Zoolander 2 is just as dumb and silly as the original film. Some people will take that statement as an endorsement of the movie, and some will take it as a criticism; how you read it will likely dictate if you’ll enjoy this 15-years-later sequel or not. For this reviewer, it was meant as a compliment: much like the original, this next chapter skewers people, places, and things in such a way that the presentation is always vapid but the satire is usually spot-on.
The plot of the film is razor-thin, and follows fairly standard movie tropes. After a long hiatus from the public eye (told via news-story flashbacks where several prominent national news anchors begin the parade of cameos – more on that later), Derek Zoolander must return to the world of fashion if he has any hope to get over the loss of his wife, reconnect with his son Derek Junior, and oh yeah – stop an evil plot from one of the biggest twisted masterminds of our time. There, see? Once sentence and the whole storyline is pretty much laid out for you.
What the film lacks in inventive story-telling, however, is made up for by the appearance and commitment of both the original characters to continuing their zany parade as well as the newcomers who breathe an odd sense of excitement into the tale. Pretty much the whole original gang is back in action for us: in addition to Zoolander (Ben Stiller) and his dead-but-appears-as-a-ghost wife Matilda (Christine Taylor), we’ve also got former-rival model Hansel (Owen Wilson) and super-crazy-evil Mugatu (Will Ferrell) rounding out the primary characters. Even bit-role players are back in action, including the bad-guy crew of Katinka (Milla Jovovich) and “Evil DJ” (Justin Theroux, whose also one of the writers of both this film and the original), face-making and latte-failing assistant Todd (Nathan Lee Graham), and everybody’s “cool friend,” Billy Zane himself. New blood includes Penelope Cruz as super-spy Valentina, Kristen Wiig as nigh-indecipherable fashionista Alexanya Atoz, Cyrus Arnold as Derek Junior, and Benedict Cumberbatch (yes, really) as a pan-gender supermodel named All (yes, really!!).
The aforementioned list of celebrity cameos is extensive, to say the least. In addition to the mega-stars of the fashion-designer world playing ultra-evil versions of themselves (including Tommy Hilfiger, Anna Wintour, Valentino, Marc Jacobs, and Alexander Wang), here is the list of celebrities that this reviewer recalls seeing, often in blink-and-you’ll-miss-it appearances: John Malkovich, Madonna, Ariana Grande, Katie Couric, Christina Hendricks, Willie Nelson, Matt Lauer, Kiefer Sutherland, Sting, Olivia Munn, Susan Sarandon, Joe Jonas, Demi Lovato, Katy Perry, Neil deGrasse Tyson, Fred Armisen, Kanye West, Kate Moss, Mika, MC Hammer, Susan Boyle, Macauley Culkin, and Kim Kardashian. It’s almost assured that there are more that didn’t make it onto this list.

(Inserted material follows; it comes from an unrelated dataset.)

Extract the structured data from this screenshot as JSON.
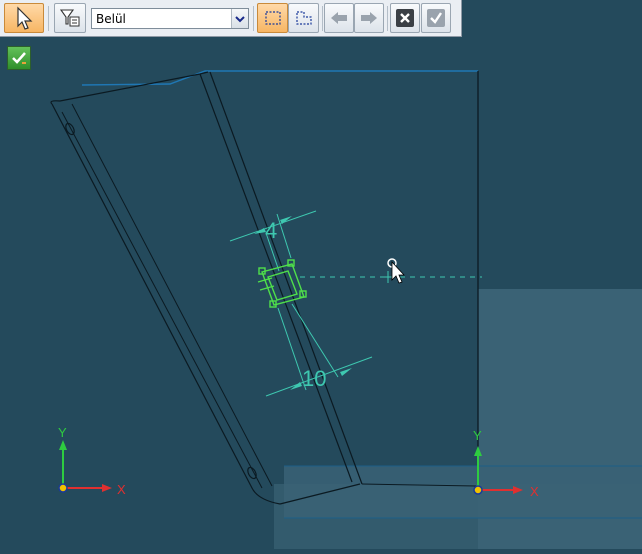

While watching the movie, one gets the feeling that the new people (both the cameo-makers and the regular cast members) clearly get the vibe of the first film – Hell, 15 years ago, many of them were probably fans in the theater seats themselves – and are working hard to be “in” on the joke. There are definitely moments, though, where the lack of plot and inability to reconcile story points with the original movie lets Zoolander 2 down. The fact that Derek essentially abandons his son for so long and then makes fun of him for being “fat” and “uncool” definitely hits a sour note, given that Derek himself had such a rough go with his own Dad (“Merman, father – Merman!”). The overextended “evil plot” that drives the third act feels extremely forced and largely unthreatening; fortunately, the jokes and cameos are still being fired at a brisk pace, so many viewers will be able to look past the inconsistencies. Winning any major movie awards, though, will not be in this film’s future.
Therein lies the rub: Zoolander 2 is entertaining enough for what it is, but it will likely not resonate well at all with anyone beyond its admittedly-smallish target audience. Let’s not forget, Zoolander was also, upon its original release, roundly criticized and panned, doing relatively poorly at the box office and turning only a minor profit, but it found new life on home video as a cult-comedy type of story. Perhaps the same fate lies in store for this sequel; only time will tell.
In the end, it’s simple math, really: if you enjoyed the first Zoolander movie, then odds are good you’ll be digging this sequel as well. If the first film wasn’t your cup of tea, then it’s in your best interest to steer clear of this one. It’s an equation that even Derek Zoolander could figure out. Probably. Maybe.